Topic: POWER


Nuclear power provides a low-cost, greenhouse gas-free electric power source the U.S. and the world needs to combat climate change. But high construction costs, security and safety concerns,1 and difficulty competing in certain markets has threatened the competitiveness of part of our existing fleet.2 Some firms, seeing


Carbon capture and storage (CCS) traps carbon dioxide from fossil fuel power plants or industrial plants and then transports captured carbon dioxide by pipeline to underground storage. Recent regulatory developments have brought attention to this emerging technology. Future legal challenges notwithstanding,1 EPA’s 2013 New Source Performance


Solar panels are becoming extremely efficient at the same time that the price is dropping on the materials needed to create them. For years, solar power was dismissed as inefficient and too costly to compete with other sources of electricity. That was certainly true in


The term “Distributed Solar” is widely used to describe solar generation systems with a nameplate capacity of not more than 20 MW.1 While Americans have traditionally relied on centralized power, that paradigm is now being challenged by new, more competitively priced distributed generation (DG) technologies. This


Geothermal energy has been in use in the U.S. since our nation’s founding, and today every state uses it to some degree already.1 But only Hawaii, Alaska, and a handful of states in the Western U.S., use that energy to generate electricity.2 This is despite geothermal generation’s


Mention hydropower and most people immediately think of enormous, New Deal-era projects like the Grand Cooley or Hoover Dams. These installations are iconic, but they are not the entire story. Hydropower currently generates 6.8%1 of the electricity used by the United States, but we are not
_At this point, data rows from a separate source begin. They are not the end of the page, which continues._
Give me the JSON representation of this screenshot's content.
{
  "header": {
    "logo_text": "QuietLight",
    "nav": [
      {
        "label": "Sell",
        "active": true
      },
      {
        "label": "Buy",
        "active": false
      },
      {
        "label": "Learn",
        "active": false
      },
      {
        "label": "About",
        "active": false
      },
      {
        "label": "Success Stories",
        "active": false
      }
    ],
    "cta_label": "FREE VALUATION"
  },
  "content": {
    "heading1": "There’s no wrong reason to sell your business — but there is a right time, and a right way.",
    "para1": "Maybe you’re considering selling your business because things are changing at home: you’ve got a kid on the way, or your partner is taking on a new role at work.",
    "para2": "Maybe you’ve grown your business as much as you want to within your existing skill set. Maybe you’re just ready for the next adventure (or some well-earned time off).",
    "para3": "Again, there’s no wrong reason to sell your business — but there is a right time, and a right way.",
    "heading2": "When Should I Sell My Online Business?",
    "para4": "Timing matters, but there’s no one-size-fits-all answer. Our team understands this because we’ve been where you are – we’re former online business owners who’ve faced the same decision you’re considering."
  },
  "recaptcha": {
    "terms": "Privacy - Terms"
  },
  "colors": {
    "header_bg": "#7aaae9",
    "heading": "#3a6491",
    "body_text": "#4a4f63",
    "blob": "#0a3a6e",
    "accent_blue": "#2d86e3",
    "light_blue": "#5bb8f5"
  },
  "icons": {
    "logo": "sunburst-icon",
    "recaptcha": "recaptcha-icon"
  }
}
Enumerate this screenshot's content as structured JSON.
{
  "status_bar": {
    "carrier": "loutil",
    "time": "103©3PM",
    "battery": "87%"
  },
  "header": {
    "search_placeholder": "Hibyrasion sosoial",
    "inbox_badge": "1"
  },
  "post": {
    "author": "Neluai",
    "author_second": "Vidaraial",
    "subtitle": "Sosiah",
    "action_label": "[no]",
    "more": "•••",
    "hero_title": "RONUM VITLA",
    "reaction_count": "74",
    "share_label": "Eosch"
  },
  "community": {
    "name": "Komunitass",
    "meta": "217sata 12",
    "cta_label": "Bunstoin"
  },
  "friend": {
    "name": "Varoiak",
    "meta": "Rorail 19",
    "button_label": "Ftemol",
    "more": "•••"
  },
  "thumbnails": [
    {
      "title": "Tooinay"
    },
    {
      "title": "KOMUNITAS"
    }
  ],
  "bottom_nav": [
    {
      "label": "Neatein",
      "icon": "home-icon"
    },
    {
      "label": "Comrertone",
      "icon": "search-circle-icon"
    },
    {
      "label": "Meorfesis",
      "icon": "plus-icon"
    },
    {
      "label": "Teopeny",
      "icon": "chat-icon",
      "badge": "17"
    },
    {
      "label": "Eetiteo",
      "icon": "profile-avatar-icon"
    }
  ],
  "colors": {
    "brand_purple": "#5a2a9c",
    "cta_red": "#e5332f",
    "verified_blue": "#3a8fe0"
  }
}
The shale gas boom in the United States has spurred utilities to switch power generation from coal to less expensive and cleaner natural gas. As a result, coal generation has fallen 14% off its average between 2000-2009.1 While estimates vary, evidence suggests the U.S. has sufficient


Nuclear energy provides almost 20% of all electricity in the United States. It is available 24 hours a day, emits no greenhouse gasses or criteria pollutants, and once built is extremely inexpensive to operate. To date, the hurdles for nuclear have been high capital costs


With the promise of the “nuclear renaissance” in the U.S. slowed by high capital costs, cheap natural gas, and low demand growth for electricity some focus has shifted from building new reactors to making our existing nuclear fleet more efficient.1 Already nuclear uprates have increased the


Like rivers that flow through dams, the kinetic energy in wind can be captured and turned into power. Currently, there are 46 gigawatts of wind capacity installed in the U.S.1 Still, much room for growth remains. According to a recent report by the Department of Energy,